_WHAT NEEDS TO BE DONE_. Write out each line of the material again, word for word.

_EXCERPTED DATA_.
________________

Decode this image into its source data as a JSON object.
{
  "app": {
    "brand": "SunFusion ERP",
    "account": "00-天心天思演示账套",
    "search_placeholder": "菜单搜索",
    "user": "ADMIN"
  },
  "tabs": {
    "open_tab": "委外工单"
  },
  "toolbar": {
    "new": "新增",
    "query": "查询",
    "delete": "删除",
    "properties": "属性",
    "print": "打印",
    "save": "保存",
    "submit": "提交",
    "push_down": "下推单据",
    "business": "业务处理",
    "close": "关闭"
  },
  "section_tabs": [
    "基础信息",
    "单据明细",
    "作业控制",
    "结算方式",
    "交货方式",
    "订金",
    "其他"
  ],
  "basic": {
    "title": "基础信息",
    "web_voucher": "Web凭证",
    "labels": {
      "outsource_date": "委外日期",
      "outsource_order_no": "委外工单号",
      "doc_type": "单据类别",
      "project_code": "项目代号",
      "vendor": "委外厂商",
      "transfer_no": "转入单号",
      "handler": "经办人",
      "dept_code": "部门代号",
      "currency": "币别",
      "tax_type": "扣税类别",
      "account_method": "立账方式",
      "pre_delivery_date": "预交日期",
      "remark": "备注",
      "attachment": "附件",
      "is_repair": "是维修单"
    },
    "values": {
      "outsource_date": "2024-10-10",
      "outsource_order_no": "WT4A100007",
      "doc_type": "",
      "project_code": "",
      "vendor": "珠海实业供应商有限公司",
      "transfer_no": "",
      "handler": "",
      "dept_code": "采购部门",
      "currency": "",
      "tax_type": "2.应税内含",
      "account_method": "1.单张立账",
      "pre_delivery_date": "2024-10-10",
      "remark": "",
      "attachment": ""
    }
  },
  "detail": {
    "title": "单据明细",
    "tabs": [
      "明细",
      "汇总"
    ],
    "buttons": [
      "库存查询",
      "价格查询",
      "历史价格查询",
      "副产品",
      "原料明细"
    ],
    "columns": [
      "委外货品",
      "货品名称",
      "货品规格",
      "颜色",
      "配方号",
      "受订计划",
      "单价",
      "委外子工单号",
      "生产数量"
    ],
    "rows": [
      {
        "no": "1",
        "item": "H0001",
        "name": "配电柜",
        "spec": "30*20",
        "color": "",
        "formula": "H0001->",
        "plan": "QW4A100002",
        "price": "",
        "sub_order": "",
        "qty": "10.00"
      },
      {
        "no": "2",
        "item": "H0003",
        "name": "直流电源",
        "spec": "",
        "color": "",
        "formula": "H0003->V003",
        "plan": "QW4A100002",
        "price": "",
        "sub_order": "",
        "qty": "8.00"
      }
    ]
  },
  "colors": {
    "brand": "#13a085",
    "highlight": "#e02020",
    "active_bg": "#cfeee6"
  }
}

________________

_PROBLEM SOLUTION_.
Decode this image into its source data as a JSON object.
{
  "app": {
    "brand": "SunFusion ERP",
    "account": "00-天心天思演示账套",
    "search_placeholder": "菜单搜索",
    "user": "ADMIN"
  },
  "tabs": {
    "open_tab": "委外工单"
  },
  "toolbar": {
    "new": "新增",
    "query": "查询",
    "delete": "删除",
    "properties": "属性",
    "print": "打印",
    "save": "保存",
    "submit": "提交",
    "push_down": "下推单据",
    "business": "业务处理",
    "close": "关闭"
  },
  "section_tabs": [
    "基础信息",
    "单据明细",
    "作业控制",
    "结算方式",
    "交货方式",
    "订金",
    "其他"
  ],
  "basic": {
    "title": "基础信息",
    "web_voucher": "Web凭证",
    "labels": {
      "outsource_date": "委外日期",
      "outsource_order_no": "委外工单号",
      "doc_type": "单据类别",
      "project_code": "项目代号",
      "vendor": "委外厂商",
      "transfer_no": "转入单号",
      "handler": "经办人",
      "dept_code": "部门代号",
      "currency": "币别",
      "tax_type": "扣税类别",
      "account_method": "立账方式",
      "pre_delivery_date": "预交日期",
      "remark": "备注",
      "attachment": "附件",
      "is_repair": "是维修单"
    },
    "values": {
      "outsource_date": "2024-10-10",
      "outsource_order_no": "WT4A100007",
      "doc_type": "",
      "project_code": "",
      "vendor": "珠海实业供应商有限公司",
      "transfer_no": "",
      "handler": "",
      "dept_code": "采购部门",
      "currency": "",
      "tax_type": "2.应税内含",
      "account_method": "1.单张立账",
      "pre_delivery_date": "2024-10-10",
      "remark": "",
      "attachment": ""
    }
  },
  "detail": {
    "title": "单据明细",
    "tabs": [
      "明细",
      "汇总"
    ],
    "buttons": [
      "库存查询",
      "价格查询",
      "历史价格查询",
      "副产品",
      "原料明细"
    ],
    "columns": [
      "委外货品",
      "货品名称",
      "货品规格",
      "颜色",
      "配方号",
      "受订计划",
      "单价",
      "委外子工单号",
      "生产数量"
    ],
    "rows": [
      {
        "no": "1",
        "item": "H0001",
        "name": "配电柜",
        "spec": "30*20",
        "color": "",
        "formula": "H0001->",
        "plan": "QW4A100002",
        "price": "",
        "sub_order": "",
        "qty": "10.00"
      },
      {
        "no": "2",
        "item": "H0003",
        "name": "直流电源",
        "spec": "",
        "color": "",
        "formula": "H0003->V003",
        "plan": "QW4A100002",
        "price": "",
        "sub_order": "",
        "qty": "8.00"
      }
    ]
  },
  "colors": {
    "brand": "#13a085",
    "highlight": "#e02020",
    "active_bg": "#cfeee6"
  }
}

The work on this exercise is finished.